AU - Rossi, Raffaele

N1 - c2014 The Authors. Published by Elsevier B.V. This is an open access article under the CC BY license (http://creativecommons.org/licenses/by/3.0/)

PY - 2015/3

Y1 - 2015/3
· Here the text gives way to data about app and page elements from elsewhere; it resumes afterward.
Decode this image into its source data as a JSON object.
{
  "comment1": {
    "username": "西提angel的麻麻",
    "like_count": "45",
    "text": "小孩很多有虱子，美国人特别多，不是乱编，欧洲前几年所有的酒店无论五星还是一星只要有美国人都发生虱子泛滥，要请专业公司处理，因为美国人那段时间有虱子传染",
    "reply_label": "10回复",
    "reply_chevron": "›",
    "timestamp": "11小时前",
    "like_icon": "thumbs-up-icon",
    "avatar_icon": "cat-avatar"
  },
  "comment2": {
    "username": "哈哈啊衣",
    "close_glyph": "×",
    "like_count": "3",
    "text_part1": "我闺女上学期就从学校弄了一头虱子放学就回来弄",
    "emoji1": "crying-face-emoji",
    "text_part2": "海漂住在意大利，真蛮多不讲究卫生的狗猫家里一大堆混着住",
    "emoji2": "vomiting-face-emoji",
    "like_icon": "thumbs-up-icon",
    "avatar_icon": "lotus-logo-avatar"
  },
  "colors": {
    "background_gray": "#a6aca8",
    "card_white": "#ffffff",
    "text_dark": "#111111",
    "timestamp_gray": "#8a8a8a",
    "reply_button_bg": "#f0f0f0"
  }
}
N2 - Allowing habits to be formed at the level of individual goods - deep habits - can radically alter the fiscal policy transmission mechanism as the counter-cyclicality of mark-ups this implies can result in government spending crowding-in rather than crowding-out private consumption in the short run. We explore the robustness of this mechanism to the existence of price discrimination in the supply of goods to the public and private sectors. We then describe optimal monetary and fiscal policy in our New Keynesian economy subject to the additional externality of deep habits and explore the ability of simple policy rules to mimic fully optimal policy. We find that the presence of deep habits at empirically estimated levels can imply large externalities that significantly affect the conduct of monetary and tax policy. However, despite the rise in government spending multipliers implied by deep habits, government spending is barely used as a stabilisation tool under the optimal policy.

AB - Allowing habits to be formed at the level of individual goods - deep habits - can radically alter the fiscal policy transmission mechanism as the counter-cyclicality of mark-ups this implies can result in government spending crowding-in rather than crowding-out private consumption in the short run. We explore the robustness of this mechanism to the existence of price discrimination in the supply of goods to the public and private sectors. We then describe optimal monetary and fiscal policy in our New Keynesian economy subject to the additional externality of deep habits and explore the ability of simple policy rules to mimic fully optimal policy. We find that the presence of deep habits at empirically estimated levels can imply large externalities that significantly affect the conduct of monetary and tax policy. However, despite the rise in government spending multipliers implied by deep habits, government spending is barely used as a stabilisation tool under the optimal policy.

KW - Monetary policy

KW - Fiscal policy

KW - Deep habits

KW - New Keynesian

U2 - 10.1016/j.jedc.2014.11.005

DO - 10.1016/j.jedc.2014.11.005

M3 - Journal article

VL - 52

SP - 55

EP - 74

JO - Journal of Economic Dynamics and Control

JF - Journal of Economic Dynamics and Control

SN - 0165-1889

ER -